On the 26th September; the day that the first Victoria Cross was won by a soldier of The Suffolk Regiment, the 7th Battalion were hastily leaving their front line trenches around Plugstreet in Belgium and were marching southwards to join the major British offensive taking place around the coal mining town of Loos.
Over the next five days, they marched complete with all they possessed, southwards. At times the going was heavy and at night it rained making the men damp in the morning as they marched on. The waterproof sheet they were issued was not big enough to lay on and cover oneself as well. They had to choose between a wet back or a wet stomach. Working on the old adage of the Sergeant Major "one layer below was worth two on top" many slept on them in the damp grass.
At Gonnehem, north west of Bethune, they arrived to find no billets waiting for them. In the failing light, the Billeting Officer went round knocking on doors asking in schoolboy French whether the homeowner had a barn or a shed, or a greenhouse that they could use. With no approved list to consult it was a thankless task.
On the last day of the month, they arrived at Loos. Late in the afternoon, they were pushed straight into the front line trenches. The going was hard for there were no proper roads to take them up to the front. The troops with their hobnailed boots had churned up the paths and underneath, the chalky ground made sure that within minutes, everybody's boots weighed a ton with caked-on white glutenous mud. Many a man slipped and cursed on this new battlefield - it was flanders but with white as opposed to brown mud.
For the next week, it was front line service interspersed with days of fatigues and wiring parties. The men spent time behind the lines on bombing courses. The bomb was to be the weapon of the forthcoming battle and all men had to know how to use them. The continued shelling always appeared close, even though it was sometimes a mile or so away. The flat terrain of this new battlefield, carried noise much further than in flanders. The men were beginning to have foreboding - even the name of the place seemed to be a portent of failure. Was it "Loos" or "loose."

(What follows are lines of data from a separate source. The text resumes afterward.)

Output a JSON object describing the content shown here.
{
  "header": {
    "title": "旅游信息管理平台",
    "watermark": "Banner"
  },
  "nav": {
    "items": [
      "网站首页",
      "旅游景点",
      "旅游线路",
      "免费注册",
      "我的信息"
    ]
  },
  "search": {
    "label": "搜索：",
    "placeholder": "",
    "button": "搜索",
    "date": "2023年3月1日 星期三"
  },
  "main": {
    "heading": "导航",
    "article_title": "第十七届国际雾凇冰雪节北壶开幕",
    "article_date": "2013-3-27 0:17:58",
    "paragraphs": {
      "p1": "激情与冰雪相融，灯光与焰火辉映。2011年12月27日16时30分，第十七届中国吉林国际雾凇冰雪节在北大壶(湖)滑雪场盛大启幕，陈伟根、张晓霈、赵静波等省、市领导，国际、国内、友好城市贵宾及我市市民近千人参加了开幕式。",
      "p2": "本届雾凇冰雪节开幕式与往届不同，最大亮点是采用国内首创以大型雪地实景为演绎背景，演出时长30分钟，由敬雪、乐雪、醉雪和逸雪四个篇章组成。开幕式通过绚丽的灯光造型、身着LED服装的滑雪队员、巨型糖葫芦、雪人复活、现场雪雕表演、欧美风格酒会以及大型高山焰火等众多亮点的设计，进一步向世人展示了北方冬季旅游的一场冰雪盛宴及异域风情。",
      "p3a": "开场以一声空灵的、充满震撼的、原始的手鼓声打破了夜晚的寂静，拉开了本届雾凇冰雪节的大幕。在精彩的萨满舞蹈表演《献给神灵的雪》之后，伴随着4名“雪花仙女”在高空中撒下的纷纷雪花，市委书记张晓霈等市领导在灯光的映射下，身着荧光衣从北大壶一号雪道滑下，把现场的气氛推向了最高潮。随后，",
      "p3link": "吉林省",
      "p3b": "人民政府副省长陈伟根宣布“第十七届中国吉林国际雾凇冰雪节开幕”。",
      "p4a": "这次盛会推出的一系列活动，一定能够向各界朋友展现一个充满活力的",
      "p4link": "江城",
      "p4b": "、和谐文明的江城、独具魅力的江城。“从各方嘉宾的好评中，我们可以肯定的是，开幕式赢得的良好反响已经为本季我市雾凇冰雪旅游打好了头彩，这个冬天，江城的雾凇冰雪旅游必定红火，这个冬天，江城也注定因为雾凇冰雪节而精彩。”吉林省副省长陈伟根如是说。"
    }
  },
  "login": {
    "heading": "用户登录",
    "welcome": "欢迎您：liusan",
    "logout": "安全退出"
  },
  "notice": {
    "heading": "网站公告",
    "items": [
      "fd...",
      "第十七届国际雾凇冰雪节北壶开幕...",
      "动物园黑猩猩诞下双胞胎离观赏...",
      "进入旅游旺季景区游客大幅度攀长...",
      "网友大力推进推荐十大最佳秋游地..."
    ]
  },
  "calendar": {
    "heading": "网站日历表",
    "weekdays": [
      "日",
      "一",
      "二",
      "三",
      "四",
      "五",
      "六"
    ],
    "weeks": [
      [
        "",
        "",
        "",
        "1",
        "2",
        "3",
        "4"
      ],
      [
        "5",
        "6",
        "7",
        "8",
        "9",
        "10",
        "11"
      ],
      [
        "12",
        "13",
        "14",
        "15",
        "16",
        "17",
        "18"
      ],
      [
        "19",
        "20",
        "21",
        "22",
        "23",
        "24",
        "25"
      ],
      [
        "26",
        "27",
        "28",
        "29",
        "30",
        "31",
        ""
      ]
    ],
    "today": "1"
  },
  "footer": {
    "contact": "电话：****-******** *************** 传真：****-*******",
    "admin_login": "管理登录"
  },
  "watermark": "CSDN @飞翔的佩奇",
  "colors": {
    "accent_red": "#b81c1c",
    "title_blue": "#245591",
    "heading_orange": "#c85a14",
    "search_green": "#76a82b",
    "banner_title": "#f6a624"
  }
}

Within days, the Battalion would be called to play its part in the battle, making it the third Suffolk Battalion to be engaged in the offensive. Would they suffer failure like their comrades in the 1st Battalion at the Hohnezollern? or have success like their chums in the 9th Battalion did at Hulluch?
Welcome to our online 'blog' charting the history of the many Battalions of the Suffolk Regiment and the part they played in the Great War.
Starting back in March 2014, we have recorded the events of 100 years ago on the centenary of their happening.
Keep checking back to see how the Great War is progressing for the men of the Suffolk Regiment.